The lie about time
There is always something on the to-do list that doesn’t get checked off. It usually isn’t a high priority, rather a strong preference to get it done. The preference is strong enough, however, to take up residence in your mind and on your to-do list.
For some, getting to inbox zero is a high priority. An inbox with e-mails waiting for a response is equivalent to items on a to-do list. For others, it is cleaning out the basement or finding a home for the 100s of Legos on the kitchen table. In the professional realm, it is the 1-2 things on your to-do list that keep getting moved from the old to the new list.
The bare truth of the situation isn't that you don’t have the time, it is that you don’t want to do it.
I remember working towards inbox zero before I left work to have a baby. Outlook was set-up to automatically archive e-mails older than 6 months. As I searched all my folders for red Outlook flags (absolute highest priority), I noticed that some red flag e-mails were almost a year old. I decided to delete all the e-mails that were older than 6 months. As I worked through the last 20 e-mails, of my 6 months or less inbox, I realized that I didn’t want to deal with them. It was the slowest weeks of my job so I had the time to do them. I just didn’t want to do it.

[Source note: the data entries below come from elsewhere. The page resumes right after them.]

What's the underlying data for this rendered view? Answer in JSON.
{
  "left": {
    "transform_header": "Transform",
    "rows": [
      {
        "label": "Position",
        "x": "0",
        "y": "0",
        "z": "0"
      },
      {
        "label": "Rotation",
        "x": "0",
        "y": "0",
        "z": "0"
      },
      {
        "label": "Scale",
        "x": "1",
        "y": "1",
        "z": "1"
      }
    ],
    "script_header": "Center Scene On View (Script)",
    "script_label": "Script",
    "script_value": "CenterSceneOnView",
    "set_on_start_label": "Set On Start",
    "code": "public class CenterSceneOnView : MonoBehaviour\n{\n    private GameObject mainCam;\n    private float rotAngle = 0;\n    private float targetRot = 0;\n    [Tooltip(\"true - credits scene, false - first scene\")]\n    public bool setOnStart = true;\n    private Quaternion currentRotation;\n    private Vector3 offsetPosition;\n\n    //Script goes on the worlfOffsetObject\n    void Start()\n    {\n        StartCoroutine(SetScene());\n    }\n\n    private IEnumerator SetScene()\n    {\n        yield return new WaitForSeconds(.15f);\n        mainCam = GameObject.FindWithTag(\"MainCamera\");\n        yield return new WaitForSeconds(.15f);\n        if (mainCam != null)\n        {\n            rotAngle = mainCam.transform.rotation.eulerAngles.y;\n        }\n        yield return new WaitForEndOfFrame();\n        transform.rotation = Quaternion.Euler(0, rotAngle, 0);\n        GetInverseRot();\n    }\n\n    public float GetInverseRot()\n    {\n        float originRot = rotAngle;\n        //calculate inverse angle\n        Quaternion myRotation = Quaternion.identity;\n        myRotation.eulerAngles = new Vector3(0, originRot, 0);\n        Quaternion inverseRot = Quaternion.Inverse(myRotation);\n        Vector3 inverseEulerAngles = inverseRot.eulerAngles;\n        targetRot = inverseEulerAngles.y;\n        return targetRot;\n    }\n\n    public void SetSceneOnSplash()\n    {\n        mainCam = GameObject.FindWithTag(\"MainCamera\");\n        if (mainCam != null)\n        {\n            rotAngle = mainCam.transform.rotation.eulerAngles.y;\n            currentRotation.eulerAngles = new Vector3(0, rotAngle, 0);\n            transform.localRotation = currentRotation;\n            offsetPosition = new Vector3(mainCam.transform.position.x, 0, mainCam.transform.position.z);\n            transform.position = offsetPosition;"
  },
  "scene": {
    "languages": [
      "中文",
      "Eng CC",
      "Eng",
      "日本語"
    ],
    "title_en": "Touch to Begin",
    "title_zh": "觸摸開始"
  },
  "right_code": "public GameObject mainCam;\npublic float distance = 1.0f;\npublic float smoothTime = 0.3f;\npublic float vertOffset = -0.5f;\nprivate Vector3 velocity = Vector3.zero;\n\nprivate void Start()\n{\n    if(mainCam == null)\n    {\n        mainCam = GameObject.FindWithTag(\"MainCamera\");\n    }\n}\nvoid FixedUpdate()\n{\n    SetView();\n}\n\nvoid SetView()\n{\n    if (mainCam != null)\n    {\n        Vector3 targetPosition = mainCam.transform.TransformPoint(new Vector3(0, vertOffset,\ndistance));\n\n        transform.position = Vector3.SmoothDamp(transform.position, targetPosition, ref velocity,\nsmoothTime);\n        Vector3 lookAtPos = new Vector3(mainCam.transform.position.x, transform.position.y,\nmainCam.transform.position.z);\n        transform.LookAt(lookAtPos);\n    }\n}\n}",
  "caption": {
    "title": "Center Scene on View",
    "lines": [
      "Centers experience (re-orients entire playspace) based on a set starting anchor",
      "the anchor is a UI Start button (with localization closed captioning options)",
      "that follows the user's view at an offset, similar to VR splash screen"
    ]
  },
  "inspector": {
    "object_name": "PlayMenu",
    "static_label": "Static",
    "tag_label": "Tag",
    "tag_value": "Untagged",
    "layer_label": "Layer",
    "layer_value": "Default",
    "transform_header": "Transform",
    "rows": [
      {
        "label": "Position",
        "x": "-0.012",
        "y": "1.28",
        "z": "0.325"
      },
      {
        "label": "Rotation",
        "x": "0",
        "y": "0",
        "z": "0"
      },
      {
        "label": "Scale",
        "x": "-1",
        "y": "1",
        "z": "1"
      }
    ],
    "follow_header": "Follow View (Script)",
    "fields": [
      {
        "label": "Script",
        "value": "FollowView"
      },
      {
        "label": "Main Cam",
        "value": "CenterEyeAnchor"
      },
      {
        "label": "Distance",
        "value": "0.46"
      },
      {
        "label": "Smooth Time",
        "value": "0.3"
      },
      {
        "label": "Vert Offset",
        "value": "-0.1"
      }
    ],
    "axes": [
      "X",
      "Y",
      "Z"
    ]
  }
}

I have closed several cases in the past month and time has become available to get “bottom of the pile” tasks done. Are they done? No. They are on my list for today. Will a few get done today? Unless an emergency happens this afternoon, I have several hours of uninterrupted time to get the work done.
My point is that now, when I have the time, my list will only budge if I can find a way to motivate myself to get things done. It isn’t about time, it is about the right frame of mind.
If it is work related, I need to mentally coach myself that I have a responsibility to my clients and my practice to get done what needs to be done. If it is related to home, I need to determine if I want to buckle down and do it or if I’d rather take the time to rest and do things I enjoy. Legos have been on the table for more than two years in various forms. A few more weeks won’t make a difference.